> _EXERCISE INSTRUCTIONS_: Make an exact copy of every entry, leaving the pictures out.

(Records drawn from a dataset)
# # # # #

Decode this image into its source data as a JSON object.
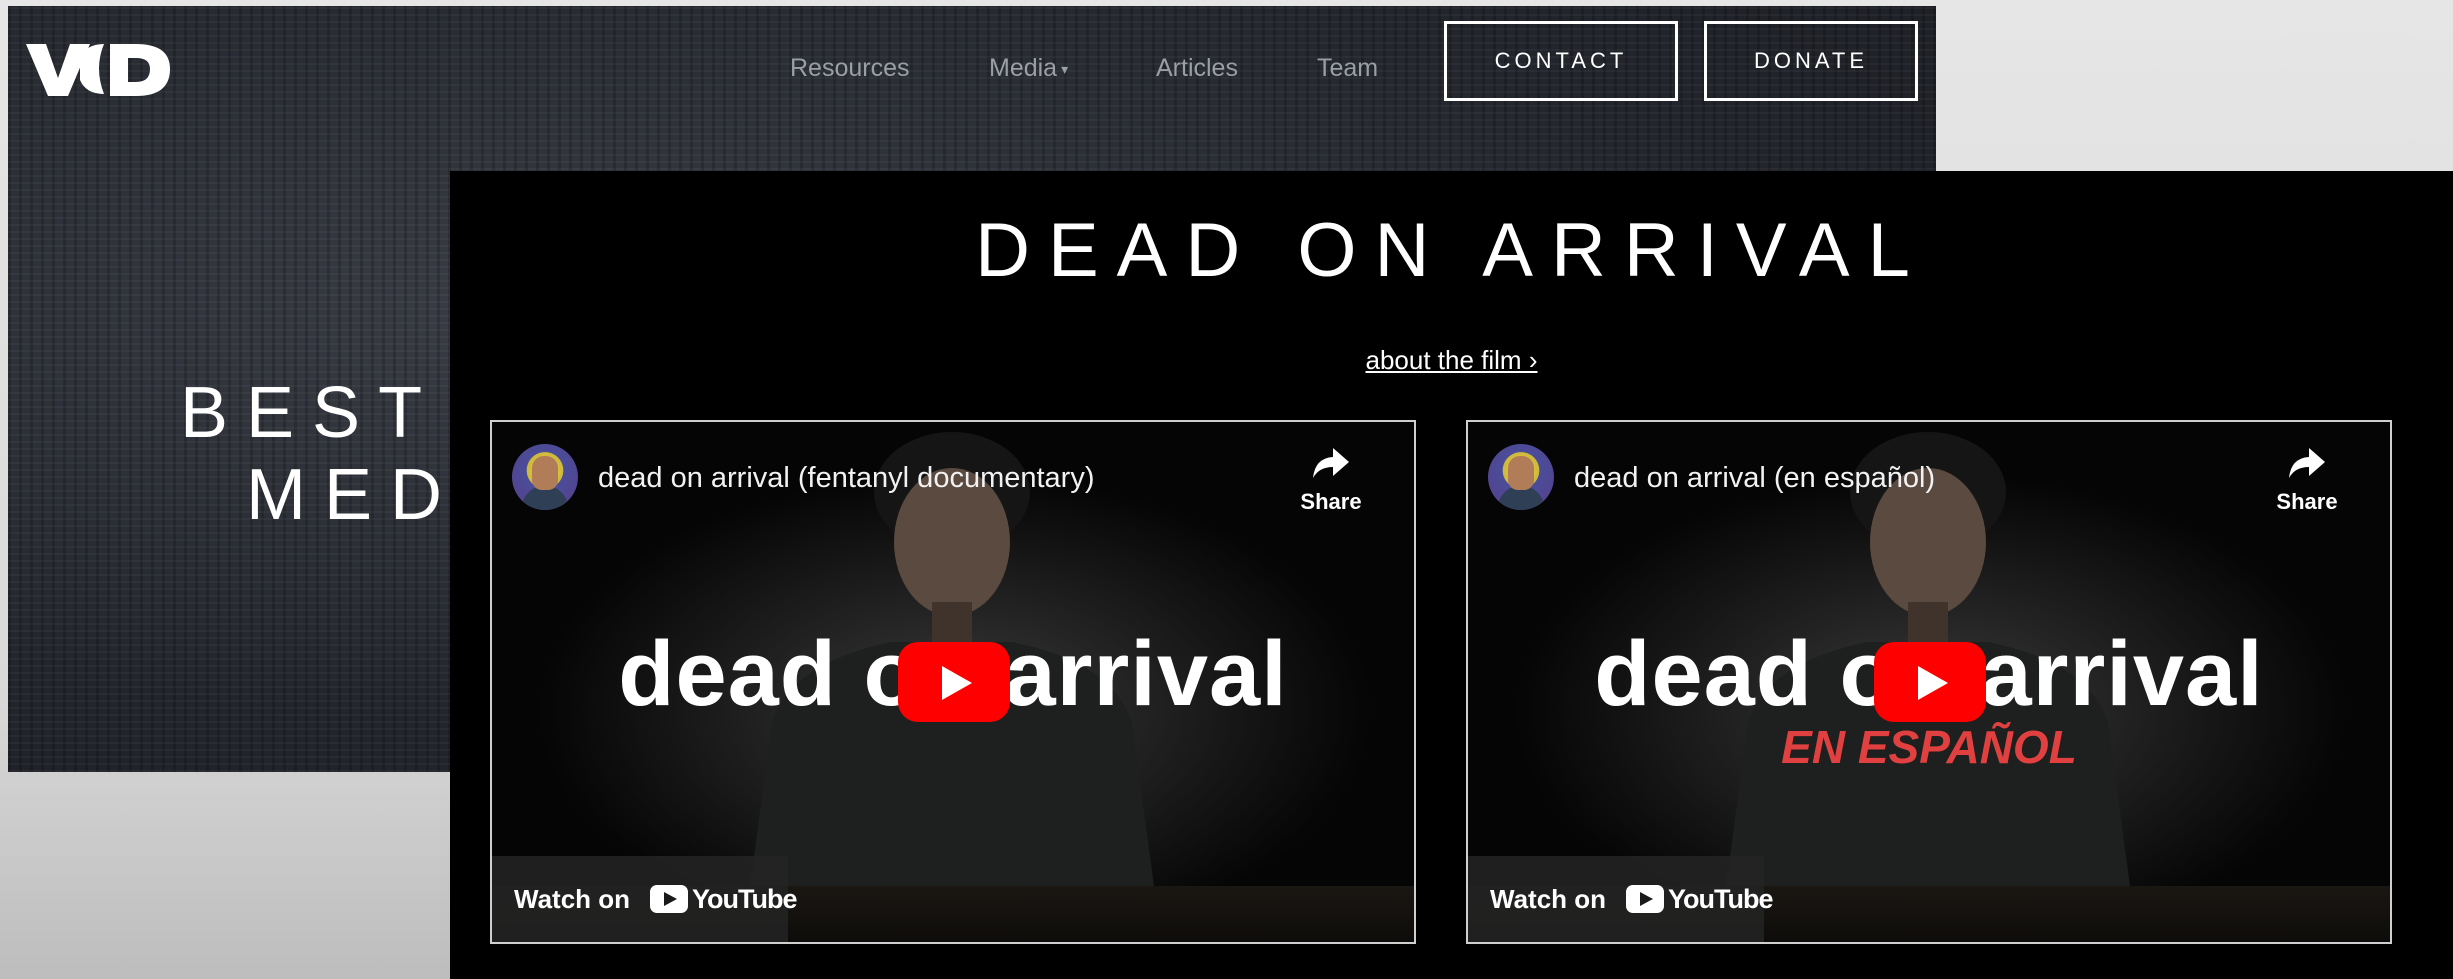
{
  "site": {
    "logo_text": "VOD",
    "nav": {
      "links": [
        "Resources",
        "Media",
        "Articles",
        "Team"
      ],
      "media_has_dropdown": true,
      "contact_label": "CONTACT",
      "donate_label": "DONATE"
    },
    "hero": {
      "line1": "BEST",
      "line2": "MED"
    }
  },
  "film_section": {
    "title": "DEAD ON ARRIVAL",
    "about_link": "about the film ›",
    "videos": [
      {
        "title": "dead on arrival (fentanyl documentary)",
        "thumbnail_text": "dead on arrival",
        "thumbnail_subtitle": "",
        "share_label": "Share",
        "watch_label": "Watch on",
        "platform": "YouTube"
      },
      {
        "title": "dead on arrival (en español)",
        "thumbnail_text": "dead on arrival",
        "thumbnail_subtitle": "EN ESPAÑOL",
        "share_label": "Share",
        "watch_label": "Watch on",
        "platform": "YouTube"
      }
    ]
  },
  "colors": {
    "page_bg": "#dcdcdc",
    "header_bg": "#2a2d33",
    "section_bg": "#000000",
    "youtube_red": "#ff0000",
    "spanish_subtitle": "#e0403f"
  },
  "icons": [
    "share-icon",
    "play-icon",
    "youtube-logo-icon",
    "chevron-down-icon"
  ]
}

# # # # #

> _REPLY_:
Decode this image into its source data as a JSON object.
{
  "site": {
    "logo_text": "VOD",
    "nav": {
      "links": [
        "Resources",
        "Media",
        "Articles",
        "Team"
      ],
      "media_has_dropdown": true,
      "contact_label": "CONTACT",
      "donate_label": "DONATE"
    },
    "hero": {
      "line1": "BEST",
      "line2": "MED"
    }
  },
  "film_section": {
    "title": "DEAD ON ARRIVAL",
    "about_link": "about the film ›",
    "videos": [
      {
        "title": "dead on arrival (fentanyl documentary)",
        "thumbnail_text": "dead on arrival",
        "thumbnail_subtitle": "",
        "share_label": "Share",
        "watch_label": "Watch on",
        "platform": "YouTube"
      },
      {
        "title": "dead on arrival (en español)",
        "thumbnail_text": "dead on arrival",
        "thumbnail_subtitle": "EN ESPAÑOL",
        "share_label": "Share",
        "watch_label": "Watch on",
        "platform": "YouTube"
      }
    ]
  },
  "colors": {
    "page_bg": "#dcdcdc",
    "header_bg": "#2a2d33",
    "section_bg": "#000000",
    "youtube_red": "#ff0000",
    "spanish_subtitle": "#e0403f"
  },
  "icons": [
    "share-icon",
    "play-icon",
    "youtube-logo-icon",
    "chevron-down-icon"
  ]
}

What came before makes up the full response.